Both sides had men on constant alert for the last war, men like Willis McDonald, men who faced the prospect of nuclear war not just when they watched the news at night, but every second of every day; it was their job. Albert Einstein said “I don’t know what weapons World War III will be fought with, but World War IV will be fought with sticks and stones.”

How do you explain that to a Fourth grader?

Back to Willis McDonald, he was an amazing man and I’m just going to copy and paste here from his biography, it needs little explanation:
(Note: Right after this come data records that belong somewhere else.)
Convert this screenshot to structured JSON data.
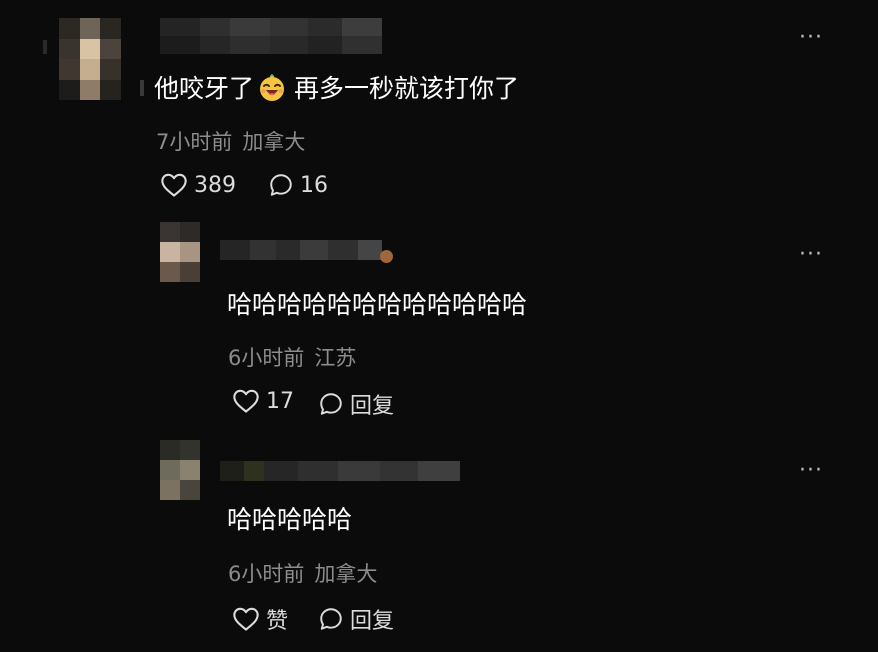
{
  "comments": [
    {
      "text_before": "他咬牙了",
      "emoji": "laughing-face-emoji",
      "text_after": "再多一秒就该打你了",
      "time": "7小时前",
      "location": "加拿大",
      "likes": "389",
      "replies": "16"
    }
  ],
  "replies": [
    {
      "text": "哈哈哈哈哈哈哈哈哈哈哈哈",
      "time": "6小时前",
      "location": "江苏",
      "likes": "17",
      "reply_label": "回复"
    },
    {
      "text": "哈哈哈哈哈",
      "time": "6小时前",
      "location": "加拿大",
      "like_label": "赞",
      "reply_label": "回复"
    }
  ],
  "more_label": "···",
  "icons": {
    "like": "heart-outline-icon",
    "comment": "speech-bubble-icon",
    "more": "more-dots-icon"
  },
  "colors": {
    "background": "#0b0b0b",
    "text": "#ffffff",
    "meta": "#8c8c8c"
  }
}
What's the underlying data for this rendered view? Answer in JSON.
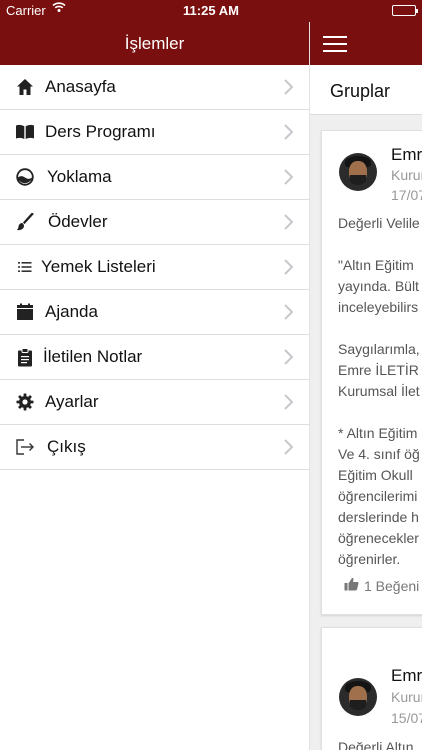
{
  "status_bar": {
    "carrier": "Carrier",
    "time": "11:25 AM"
  },
  "drawer": {
    "title": "İşlemler",
    "items": [
      {
        "label": "Anasayfa",
        "icon": "home-icon"
      },
      {
        "label": "Ders Programı",
        "icon": "book-icon"
      },
      {
        "label": "Yoklama",
        "icon": "attendance-icon"
      },
      {
        "label": "Ödevler",
        "icon": "brush-icon"
      },
      {
        "label": "Yemek Listeleri",
        "icon": "list-icon"
      },
      {
        "label": "Ajanda",
        "icon": "calendar-icon"
      },
      {
        "label": "İletilen Notlar",
        "icon": "clipboard-icon"
      },
      {
        "label": "Ayarlar",
        "icon": "gear-icon"
      },
      {
        "label": "Çıkış",
        "icon": "logout-icon"
      }
    ]
  },
  "main": {
    "groups_title": "Gruplar",
    "posts": [
      {
        "author": "Emr",
        "subtitle": "Kurum",
        "date": "17/07",
        "paragraphs": [
          [
            "Değerli Velile"
          ],
          [
            "\"Altın Eğitim",
            "yayında. Bült",
            "inceleyebilirs"
          ],
          [
            "Saygılarımla,",
            "Emre İLETİR",
            "Kurumsal İlet"
          ],
          [
            "* Altın Eğitim",
            "Ve 4. sınıf öğ",
            "Eğitim Okull",
            "öğrencilerimi",
            "derslerinde h",
            "öğrenecekler",
            "öğrenirler."
          ]
        ],
        "likes": "1 Beğeni"
      },
      {
        "author": "Emr",
        "subtitle": "Kurum",
        "date": "15/07",
        "preview": "Değerli Altın"
      }
    ]
  },
  "colors": {
    "brand": "#7a0f0f",
    "separator": "#dddddd",
    "chevron": "#c7c7cc"
  }
}
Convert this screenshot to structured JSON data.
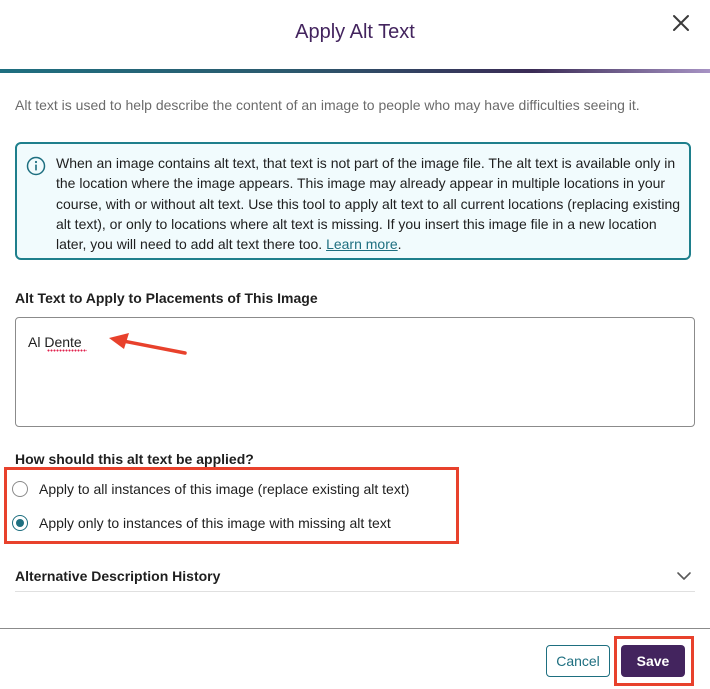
{
  "dialog": {
    "title": "Apply Alt Text"
  },
  "intro": "Alt text is used to help describe the content of an image to people who may have difficulties seeing it.",
  "info": {
    "text": "When an image contains alt text, that text is not part of the image file. The alt text is available only in the location where the image appears. This image may already appear in multiple locations in your course, with or without alt text. Use this tool to apply alt text to all current locations (replacing existing alt text), or only to locations where alt text is missing. If you insert this image file in a new location later, you will need to add alt text there too. ",
    "link_label": "Learn more",
    "suffix": "."
  },
  "alt_text": {
    "label": "Alt Text to Apply to Placements of This Image",
    "value": "Al Dente"
  },
  "apply_mode": {
    "question": "How should this alt text be applied?",
    "options": [
      {
        "label": "Apply to all instances of this image (replace existing alt text)",
        "selected": false
      },
      {
        "label": "Apply only to instances of this image with missing alt text",
        "selected": true
      }
    ]
  },
  "history": {
    "label": "Alternative Description History"
  },
  "footer": {
    "cancel_label": "Cancel",
    "save_label": "Save"
  },
  "colors": {
    "title": "#43245e",
    "accent": "#1e6f80",
    "primary_button": "#43245e",
    "annotation": "#e8412c",
    "info_background": "#f1fbfd"
  },
  "icons": {
    "close": "close-icon",
    "info": "info-icon",
    "chevron": "chevron-down-icon"
  }
}
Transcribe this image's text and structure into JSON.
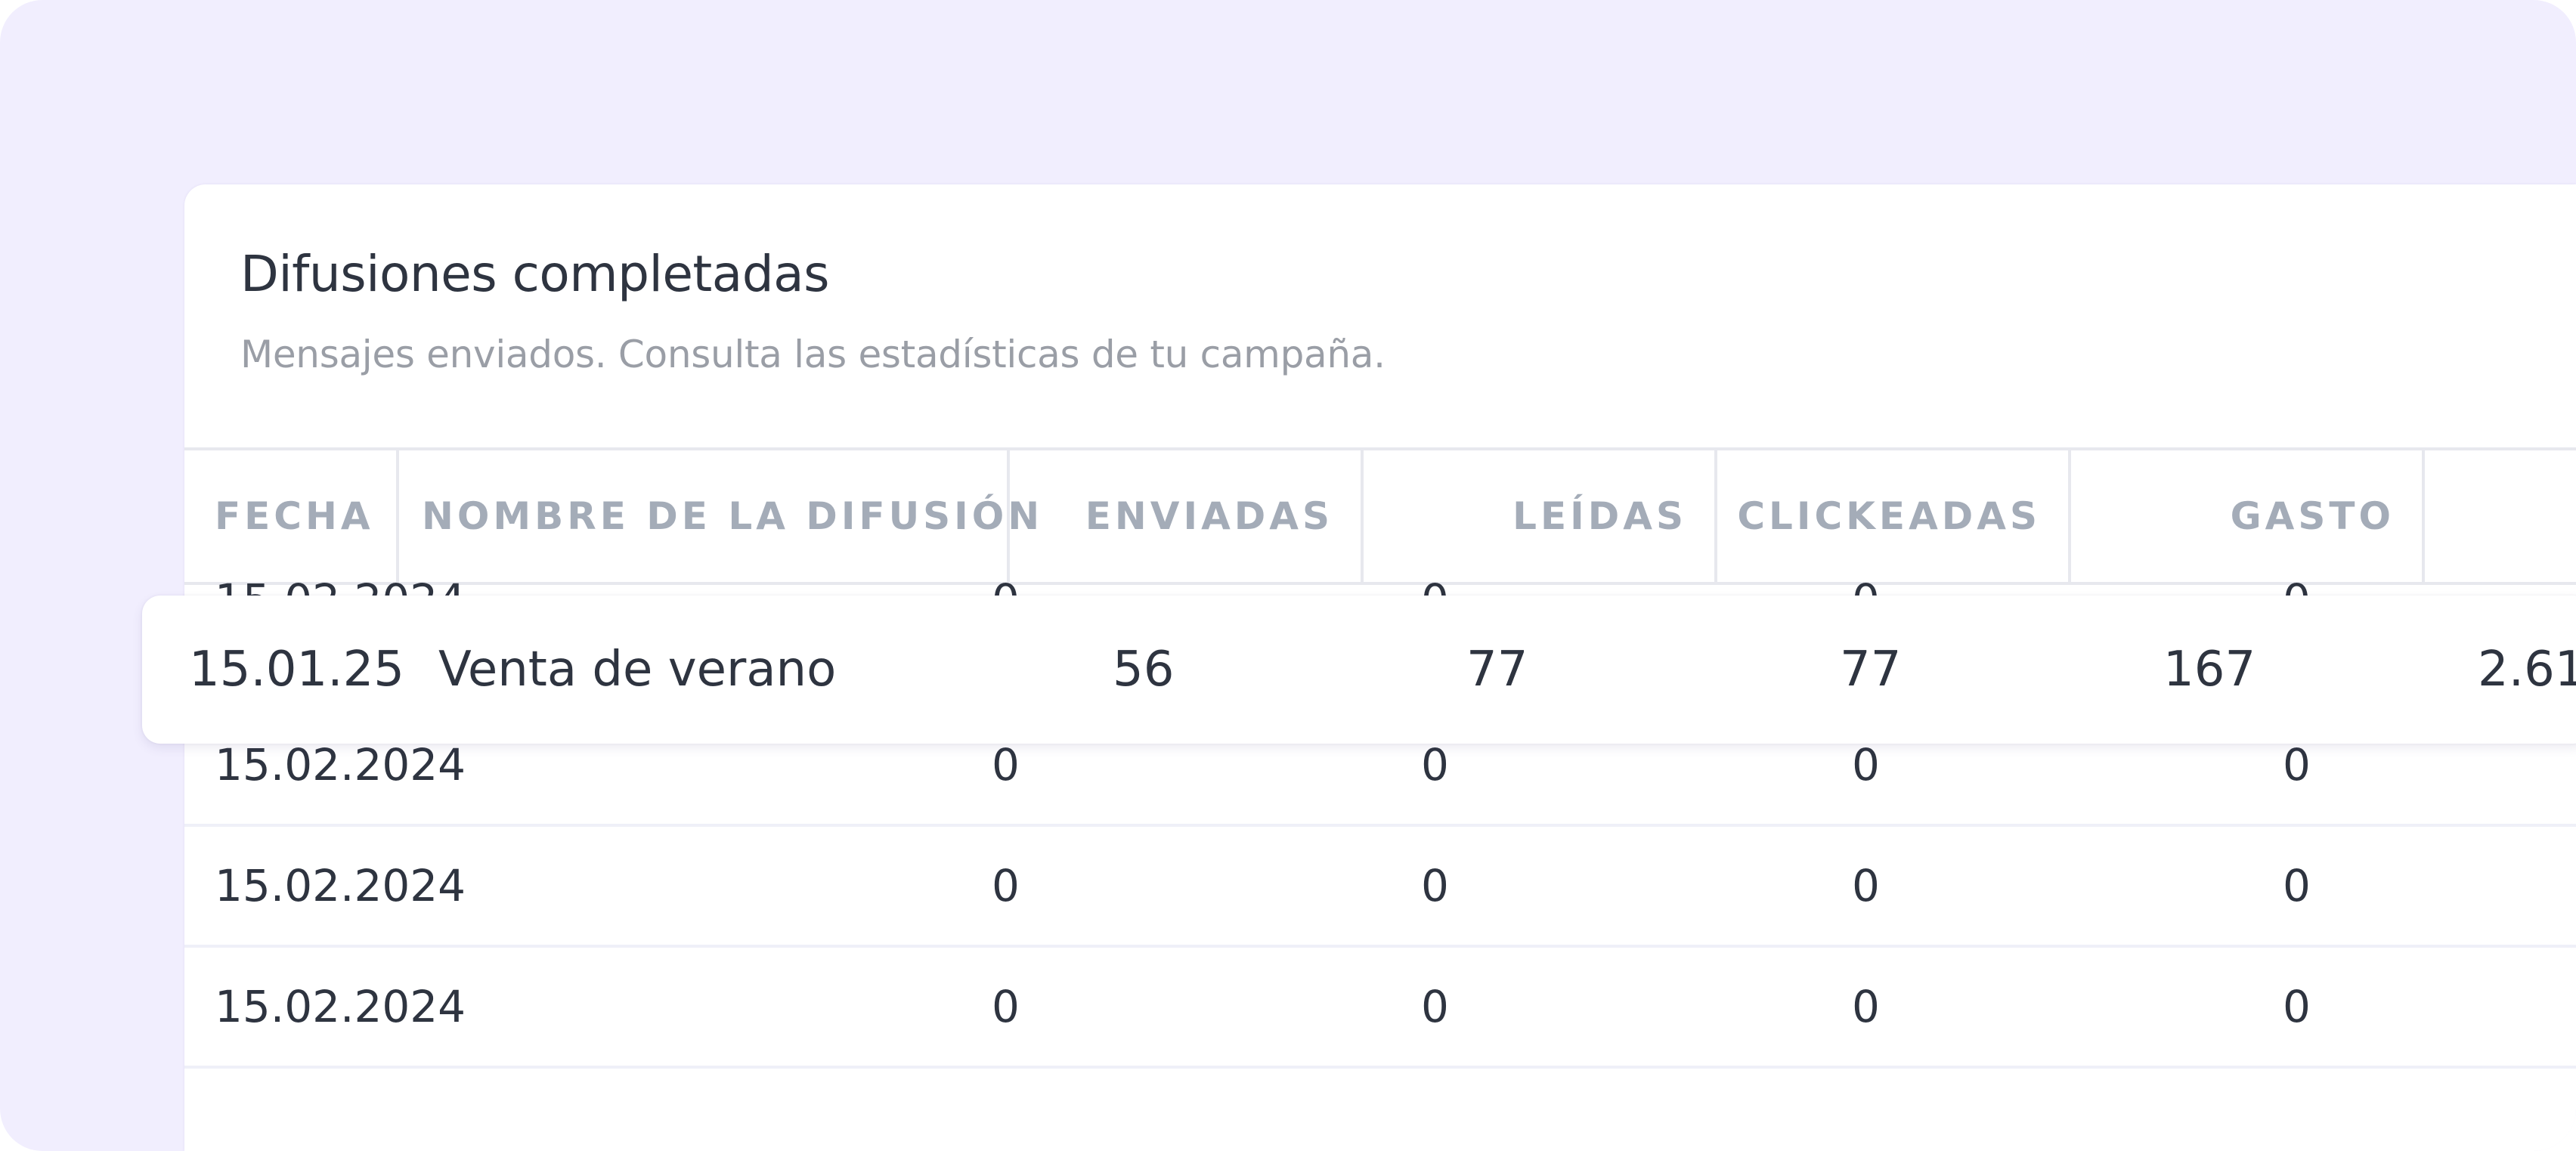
{
  "card": {
    "title": "Difusiones completadas",
    "subtitle": "Mensajes enviados. Consulta las estadísticas de tu campaña."
  },
  "table": {
    "columns": [
      "FECHA",
      "NOMBRE DE LA DIFUSIÓN",
      "ENVIADAS",
      "LEÍDAS",
      "CLICKEADAS",
      "GASTO"
    ],
    "highlighted_row": {
      "date": "15.01.25",
      "name": "Venta de verano",
      "sent": "56",
      "read": "77",
      "clicked": "77",
      "spend": "167",
      "extra": "2.61"
    },
    "rows": [
      {
        "date": "15.02.2024",
        "sent": "0",
        "read": "0",
        "clicked": "0",
        "spend": "0"
      },
      {
        "date": "15.02.2024",
        "sent": "0",
        "read": "0",
        "clicked": "0",
        "spend": "0"
      },
      {
        "date": "15.02.2024",
        "sent": "0",
        "read": "0",
        "clicked": "0",
        "spend": "0"
      },
      {
        "date": "15.02.2024",
        "sent": "0",
        "read": "0",
        "clicked": "0",
        "spend": "0"
      }
    ]
  },
  "colors": {
    "backdrop": "#f1eefe",
    "card": "#ffffff",
    "text": "#2e3440",
    "muted": "#9a9ea6",
    "header": "#a4acb8",
    "border": "#e7e8ee"
  }
}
His Vietnam combat service began in January 1967. After six months commanding an artillery unit he transferred to the Special Forces (Green Berets, Fifth Group) where he served an additional 18 months in Vietnam - first with a Special Operations unit in the DMZ where he earned his final promotion to Lt. Colonel. McDonald finished his tour of duty in Vietnam in Na Trang, where he was commander of defense for the city, an area of 365 square miles. He retired from the U.S. Army in 1971.

So much of the Twentieth Century and the modern world were shaped by the Cold War and its proxy wars (the Russians in Afghanistan and the United States in Vietnam) that trying to teach that to fourth or seventh graders would be impossible. It would definitely take longer than an hour, which is how long the typical tour lasts. I’m sure they’re taught the Cold War in history class, but getting across that urgency, the fact that it happened beyond a textbook is probably asking the impossible. The stakes in the Cold War couldn’t have been higher, but there were no named battles between the United States and the Soviet Union, unless you count things like the Cuban Missile Crisis as a battle, so teaching the Cold War isn’t as easy as say World War II. However, looking at the lives of men like Willis McDonald may go a long way toward remedying that. 



- Will Erwin